=== TASK TO COMPLETE ===
List every line in this data where the string "Página" occurs.

----- DATA FOR PROCESSING

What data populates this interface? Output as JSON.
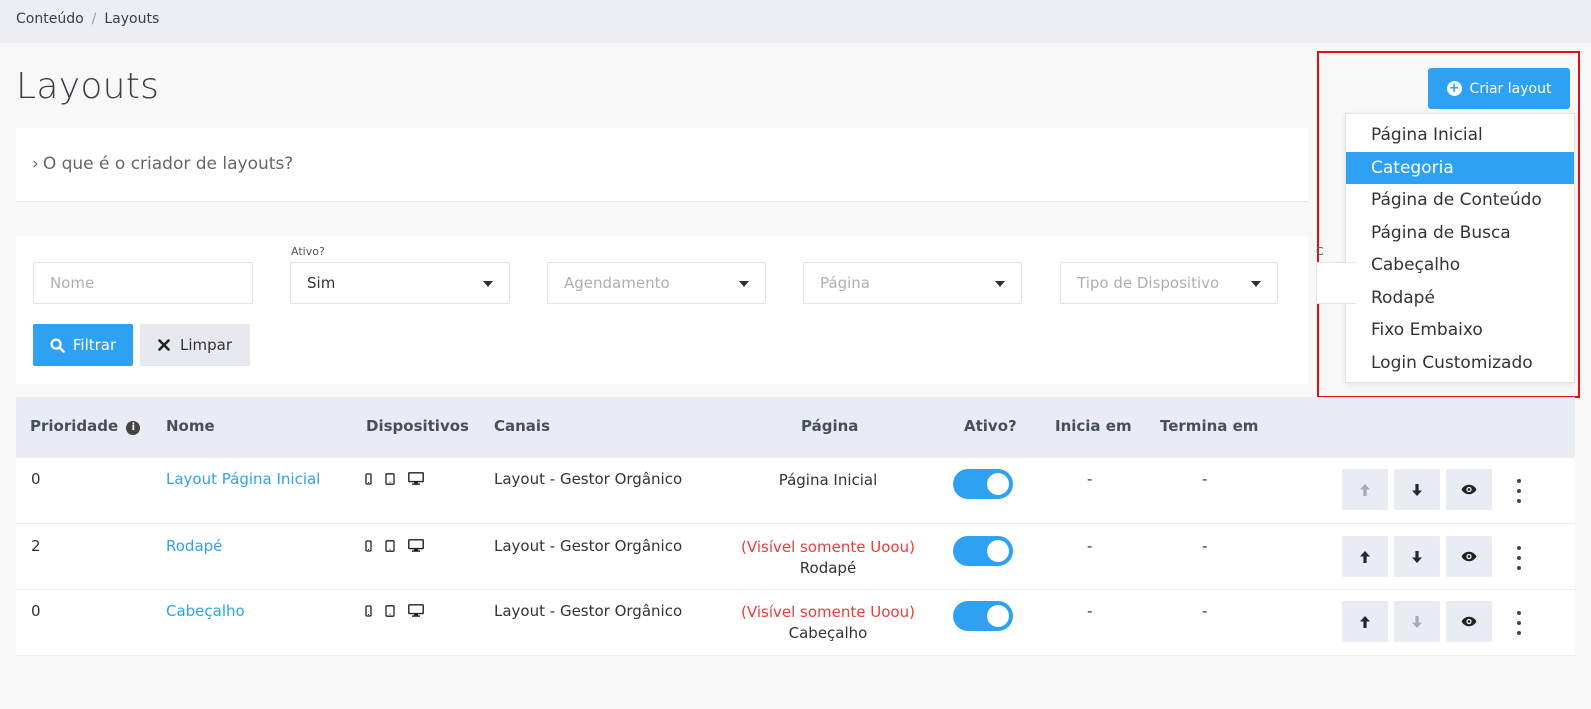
{
  "breadcrumb": {
    "items": [
      "Conteúdo",
      "Layouts"
    ],
    "separator": "/"
  },
  "page_title": "Layouts",
  "create_button": {
    "label": "Criar layout",
    "icon": "plus-circle-icon"
  },
  "dropdown": {
    "items": [
      "Página Inicial",
      "Categoria",
      "Página de Conteúdo",
      "Página de Busca",
      "Cabeçalho",
      "Rodapé",
      "Fixo Embaixo",
      "Login Customizado"
    ],
    "highlighted": "Categoria"
  },
  "faq": {
    "label": "O que é o criador de layouts?"
  },
  "filters": {
    "nome_placeholder": "Nome",
    "ativo_label": "Ativo?",
    "ativo_value": "Sim",
    "agendamento_placeholder": "Agendamento",
    "pagina_placeholder": "Página",
    "tipo_dispositivo_placeholder": "Tipo de Dispositivo",
    "hidden_label_fragment": "C",
    "filter_button": "Filtrar",
    "clear_button": "Limpar"
  },
  "table": {
    "headers": {
      "prioridade": "Prioridade",
      "nome": "Nome",
      "dispositivos": "Dispositivos",
      "canais": "Canais",
      "pagina": "Página",
      "ativo": "Ativo?",
      "inicia": "Inicia em",
      "termina": "Termina em"
    },
    "rows": [
      {
        "prioridade": "0",
        "nome": "Layout Página Inicial",
        "canais": "Layout - Gestor Orgânico",
        "pagina_warning": "",
        "pagina": "Página Inicial",
        "ativo": true,
        "inicia": "-",
        "termina": "-",
        "up_enabled": false,
        "down_enabled": true
      },
      {
        "prioridade": "2",
        "nome": "Rodapé",
        "canais": "Layout - Gestor Orgânico",
        "pagina_warning": "(Visível somente Uoou)",
        "pagina": "Rodapé",
        "ativo": true,
        "inicia": "-",
        "termina": "-",
        "up_enabled": true,
        "down_enabled": true
      },
      {
        "prioridade": "0",
        "nome": "Cabeçalho",
        "canais": "Layout - Gestor Orgânico",
        "pagina_warning": "(Visível somente Uoou)",
        "pagina": "Cabeçalho",
        "ativo": true,
        "inicia": "-",
        "termina": "-",
        "up_enabled": true,
        "down_enabled": false
      }
    ]
  },
  "colors": {
    "accent": "#2ea1f3",
    "warning": "#f03a3a",
    "highlight_outline": "#e01010"
  }
}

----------

=== ANSWER BELOW ===
      "Página Inicial",
      "Página de Conteúdo",
      "Página de Busca",
    "pagina_placeholder": "Página",
      "pagina": "Página",
        "nome": "Layout Página Inicial",
        "pagina": "Página Inicial",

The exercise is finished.